A few years ago, I was approached by a popular regional magazine that wanted to do a photo spread featuring my work. I was excited as anyone would be. Then we started talking details, and my excite quickly faded.

I asked about pay. I was told the only pay I’d receive is exposure to their thousands and thousands of readers which would lead to lots of sales. That exposure line fools a lot of inexperienced people. I wasn’t inexperienced. Wide exposure rarely results in any sales worth getting excited about, and is certainly not worth more than a paycheck. How would you feel if you boss told you that this week you were being paid in exposure? I politely said No, and let some naive photographer take my place that month. 

I won’t work my ass off for free while people profit off my hard work. That’s insane. I wish more artist would grow a back bone and stand up against such exploitation. Magazines (and other publications) worth anything have a set budget for every issue. People making the layouts are getting paid. People writing the articles are getting paid. Photographers are, more often than not these days, NOT getting paid. It’ll continue as long as people continue to willingly work for free. I value myself and work too highly to do that ever again. 

I only work for free when it supports a cause important to me. Everyone else can pay. For far too many people, that’s a radical idea. That’s a damn shame. They may fool hundreds of photographers, but they won’t fool me. 

People often ask how to pursue photography as a career. Step one is to demand to be paid for your work. If you think it’s not worth pay, then no one else will, either.

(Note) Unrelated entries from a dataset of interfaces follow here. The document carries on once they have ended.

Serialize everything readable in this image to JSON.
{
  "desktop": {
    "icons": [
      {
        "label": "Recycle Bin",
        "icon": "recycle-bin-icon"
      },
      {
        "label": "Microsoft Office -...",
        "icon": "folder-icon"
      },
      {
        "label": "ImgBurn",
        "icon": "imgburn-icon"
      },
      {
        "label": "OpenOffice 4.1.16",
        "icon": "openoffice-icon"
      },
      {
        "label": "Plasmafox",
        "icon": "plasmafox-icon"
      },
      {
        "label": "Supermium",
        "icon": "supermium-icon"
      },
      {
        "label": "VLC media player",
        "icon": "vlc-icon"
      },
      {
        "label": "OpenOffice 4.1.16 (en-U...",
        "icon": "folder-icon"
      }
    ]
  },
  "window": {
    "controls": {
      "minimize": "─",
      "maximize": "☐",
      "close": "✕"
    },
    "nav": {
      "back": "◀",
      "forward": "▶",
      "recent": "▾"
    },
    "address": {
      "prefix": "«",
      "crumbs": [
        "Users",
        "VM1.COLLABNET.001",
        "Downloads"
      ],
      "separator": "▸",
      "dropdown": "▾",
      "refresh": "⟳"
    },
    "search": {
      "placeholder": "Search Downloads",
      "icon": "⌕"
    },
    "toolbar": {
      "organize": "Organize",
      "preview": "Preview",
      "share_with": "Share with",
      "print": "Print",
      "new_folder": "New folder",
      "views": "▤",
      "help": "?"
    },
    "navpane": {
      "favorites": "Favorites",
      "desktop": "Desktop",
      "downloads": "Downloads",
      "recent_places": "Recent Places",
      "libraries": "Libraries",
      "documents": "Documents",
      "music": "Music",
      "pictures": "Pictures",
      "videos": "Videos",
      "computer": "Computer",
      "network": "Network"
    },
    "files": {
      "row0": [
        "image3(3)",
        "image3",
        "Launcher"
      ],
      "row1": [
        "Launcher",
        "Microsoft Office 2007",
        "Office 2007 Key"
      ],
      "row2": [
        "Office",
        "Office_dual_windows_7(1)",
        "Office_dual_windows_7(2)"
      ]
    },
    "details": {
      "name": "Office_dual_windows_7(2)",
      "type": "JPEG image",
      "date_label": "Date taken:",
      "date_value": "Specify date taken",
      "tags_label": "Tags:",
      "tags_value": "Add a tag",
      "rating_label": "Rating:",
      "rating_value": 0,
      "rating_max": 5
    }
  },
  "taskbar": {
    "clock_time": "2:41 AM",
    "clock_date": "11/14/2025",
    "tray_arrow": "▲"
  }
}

On my website, I use to keep a running list of my accomplishments, awards, showings, etc. It’s what every REAL artist does, right? If so, I haven’t been a real artist for at least a couple of years. 

Ultimately, the reason I took it down was because I don’t want to attract the people that lists like that impress. If you’re only interested in what I’m doing because I have a lot of shiny medals, then I’d rather you just keep walking. That’s not what I’m about, and it’s not why I create art.

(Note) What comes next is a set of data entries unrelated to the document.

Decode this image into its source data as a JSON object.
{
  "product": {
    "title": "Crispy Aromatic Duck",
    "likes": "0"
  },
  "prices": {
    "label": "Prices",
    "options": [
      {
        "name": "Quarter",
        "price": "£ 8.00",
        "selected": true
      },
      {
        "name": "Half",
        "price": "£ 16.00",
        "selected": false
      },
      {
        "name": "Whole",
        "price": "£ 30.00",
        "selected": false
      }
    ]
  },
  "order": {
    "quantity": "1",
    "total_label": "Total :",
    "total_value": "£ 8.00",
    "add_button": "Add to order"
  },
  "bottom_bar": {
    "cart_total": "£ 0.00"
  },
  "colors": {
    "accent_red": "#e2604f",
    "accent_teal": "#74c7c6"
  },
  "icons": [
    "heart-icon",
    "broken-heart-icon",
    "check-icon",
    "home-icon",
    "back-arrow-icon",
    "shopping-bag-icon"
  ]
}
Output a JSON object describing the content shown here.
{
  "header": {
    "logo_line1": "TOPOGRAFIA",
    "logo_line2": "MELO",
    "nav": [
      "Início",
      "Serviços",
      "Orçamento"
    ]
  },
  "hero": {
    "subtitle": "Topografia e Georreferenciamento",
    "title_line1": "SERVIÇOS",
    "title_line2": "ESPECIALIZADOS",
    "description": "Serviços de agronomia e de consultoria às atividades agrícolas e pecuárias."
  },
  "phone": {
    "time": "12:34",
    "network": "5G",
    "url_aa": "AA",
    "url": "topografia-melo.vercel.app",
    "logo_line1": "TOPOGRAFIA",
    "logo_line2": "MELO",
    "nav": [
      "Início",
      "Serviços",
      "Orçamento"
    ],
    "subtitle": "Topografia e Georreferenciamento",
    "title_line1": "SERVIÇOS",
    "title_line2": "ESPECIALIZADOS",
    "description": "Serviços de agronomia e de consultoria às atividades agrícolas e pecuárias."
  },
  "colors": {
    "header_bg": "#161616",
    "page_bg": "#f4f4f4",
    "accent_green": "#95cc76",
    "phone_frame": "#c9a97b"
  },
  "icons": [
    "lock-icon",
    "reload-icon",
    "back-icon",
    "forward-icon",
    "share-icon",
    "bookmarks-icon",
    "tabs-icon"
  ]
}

My photography has been featured in dozens of publications, from books to magazines to websites. I was Landscape Photography Magazine’s (an international publication) photographer of the week, have done interviews, had my photos featured in gallery shows from North Carolina to Maine (along side Andy Warhol in one instance). I’ve been successful, if this is how you want to define it, outside of photography, too. I’ve had fiction and non fiction published, illustrations, and more.

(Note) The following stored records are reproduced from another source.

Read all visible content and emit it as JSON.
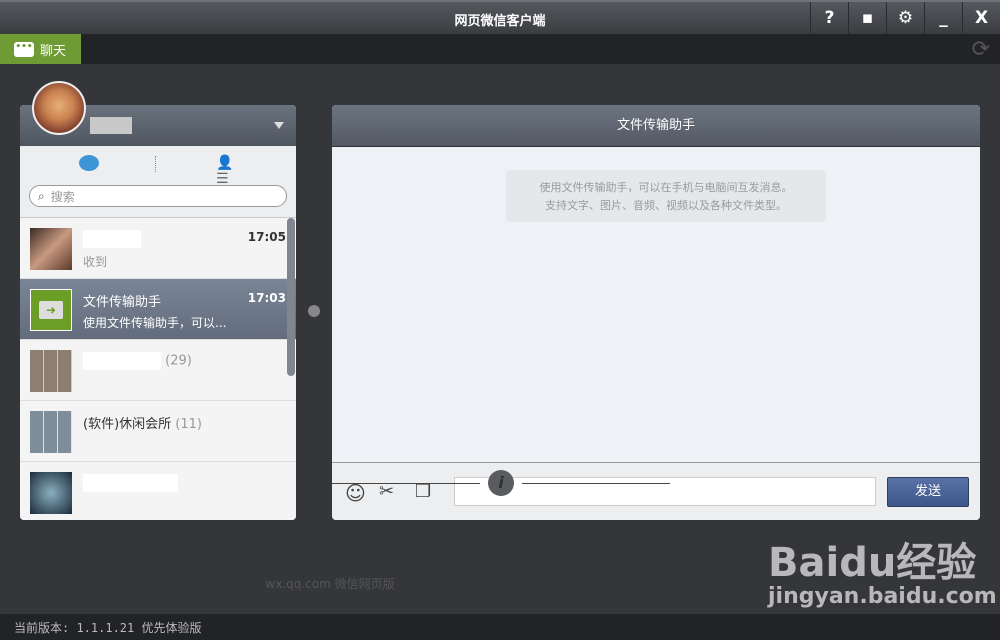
{
  "window": {
    "title": "网页微信客户端",
    "buttons": [
      "?",
      "▪",
      "⚙",
      "_",
      "X"
    ]
  },
  "tabs": {
    "chat": "聊天"
  },
  "sidebar": {
    "search_placeholder": "搜索",
    "conversations": [
      {
        "name": "",
        "time": "17:05",
        "message": "收到",
        "count": ""
      },
      {
        "name": "文件传输助手",
        "time": "17:03",
        "message": "使用文件传输助手，可以...",
        "count": ""
      },
      {
        "name": "",
        "time": "",
        "message": "",
        "count": "(29)"
      },
      {
        "name": "(软件)休闲会所",
        "time": "",
        "message": "",
        "count": "(11)"
      },
      {
        "name": "",
        "time": "",
        "message": "",
        "count": ""
      }
    ]
  },
  "chat": {
    "title": "文件传输助手",
    "notice_line1": "使用文件传输助手，可以在手机与电脑间互发消息。",
    "notice_line2": "支持文字、图片、音频、视频以及各种文件类型。",
    "send_label": "发送",
    "input_value": ""
  },
  "footer": {
    "text": "wx.qq.com  微信网页版"
  },
  "status": {
    "version": "当前版本: 1.1.1.21 优先体验版"
  },
  "watermark": {
    "line1": "Baidu经验",
    "line2": "jingyan.baidu.com"
  },
  "colors": {
    "accent_green": "#6f9b35",
    "send_blue": "#4a629a"
  }
}
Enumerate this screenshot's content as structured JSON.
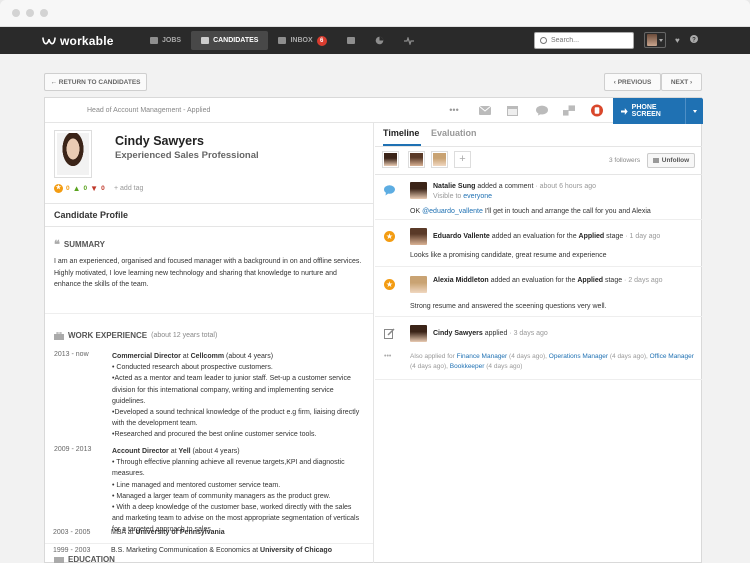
{
  "nav": {
    "logo": "workable",
    "items": [
      {
        "label": "JOBS"
      },
      {
        "label": "CANDIDATES"
      },
      {
        "label": "INBOX",
        "badge": "6"
      }
    ],
    "search_placeholder": "Search..."
  },
  "toolbar": {
    "back_label": "← RETURN TO CANDIDATES",
    "previous_label": "‹ PREVIOUS",
    "next_label": "NEXT ›"
  },
  "candidate": {
    "job_line": "Head of Account Management - Applied",
    "name": "Cindy Sawyers",
    "headline": "Experienced Sales Professional",
    "ratings": {
      "stars": "0",
      "up": "0",
      "down": "0"
    },
    "add_tag": "+ add tag",
    "phone_screen_label": "PHONE SCREEN"
  },
  "profile": {
    "title": "Candidate Profile",
    "summary_title": "SUMMARY",
    "summary_text": "I am an experienced, organised and focused manager with a background in on and offline services. Highly motivated, I love learning new technology and sharing that knowledge to nurture and enhance the skills of the team.",
    "experience_title": "WORK EXPERIENCE",
    "experience_sub": "(about 12 years total)",
    "jobs": [
      {
        "dates": "2013 - now",
        "role": "Commercial Director",
        "at": " at ",
        "company": "Cellcomm",
        "duration": " (about 4 years)",
        "bullets": [
          "• Conducted research about prospective customers.",
          "•Acted as a mentor and team leader to junior staff. Set-up a customer service division for this international company, writing and implementing service guidelines.",
          "•Developed a sound technical knowledge of the product e.g firm, liaising directly with the development team.",
          "•Researched and procured the best online customer service tools."
        ]
      },
      {
        "dates": "2009 - 2013",
        "role": "Account Director",
        "at": " at ",
        "company": "Yell",
        "duration": " (about 4 years)",
        "bullets": [
          "• Through effective planning achieve all revenue targets,KPI and diagnostic measures.",
          "• Line managed and mentored customer service team.",
          "• Managed a larger team of community managers as the product grew.",
          "• With a deep knowledge of the customer base, worked directly with the sales and marketing team to advise on the most appropriate segmentation of verticals for a targeted approach to sales."
        ]
      }
    ],
    "education_title": "EDUCATION",
    "education": [
      {
        "dates": "2003 - 2005",
        "degree": "MBA",
        "at": " at ",
        "school": "University of Pennsylvania"
      },
      {
        "dates": "1999 - 2003",
        "degree": "B.S. Marketing Communication & Economics",
        "at": " at ",
        "school": "University of Chicago"
      }
    ]
  },
  "timeline": {
    "tabs": [
      "Timeline",
      "Evaluation"
    ],
    "followers": "3 followers",
    "unfollow_label": "Unfollow",
    "entries": [
      {
        "actor": "Natalie Sung",
        "action": " added a comment",
        "time": " · about 6 hours ago",
        "visible_prefix": "Visible to ",
        "visible_link": "everyone",
        "mention": "@eduardo_vallente",
        "body_prefix": "OK ",
        "body": " I'll get in touch and arrange the call for you and Alexia"
      },
      {
        "actor": "Eduardo Vallente",
        "action": " added an evaluation for the ",
        "stage": "Applied",
        "stage_suffix": " stage",
        "time": " · 1 day ago",
        "body": "Looks like a promising candidate, great resume and experience"
      },
      {
        "actor": "Alexia Middleton",
        "action": " added an evaluation for the ",
        "stage": "Applied",
        "stage_suffix": " stage",
        "time": " · 2 days ago",
        "body": "Strong resume and answered the sceening questions very well."
      },
      {
        "actor": "Cindy Sawyers",
        "action": " applied",
        "time": " · 3 days ago"
      }
    ],
    "also_applied": {
      "prefix": "Also applied for ",
      "items": [
        {
          "job": "Finance Manager",
          "when": " (4 days ago), "
        },
        {
          "job": "Operations Manager",
          "when": " (4 days ago), "
        },
        {
          "job": "Office Manager",
          "when": " (4 days ago), "
        },
        {
          "job": "Bookkeeper",
          "when": " (4 days ago)"
        }
      ]
    }
  },
  "colors": {
    "accent": "#1f71b3",
    "topbar": "#2a2a2a",
    "star": "#f39c12",
    "badge": "#d93c2f"
  }
}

Know why it’s not a selling point? Because as good as that stuff feels, it’s not a selling point! Not for me.

The people in the position to publish or award this stuff have probably seen a lot. Just because of the volume work they’ve seen alone, their opinion as it pertains to the technical side is a little more valuable than the average person’s. But the value of their opinion ends there.

Art is subjective, so their opinion comes from a subjective place. Subjective things can’t be judged objectively, so one opinion of my work is no more valuable to me than another, especially if they’re “gatekeepers”. 

I want you to enjoy my art for what it is, not what it has earned. I won’t hide my work behind the praise of certain people who think they have a more valid opinion than others because I know it’s strong enough to stand on its own. Consume it raw. Listen, and let it speak to your soul. Tune out the static.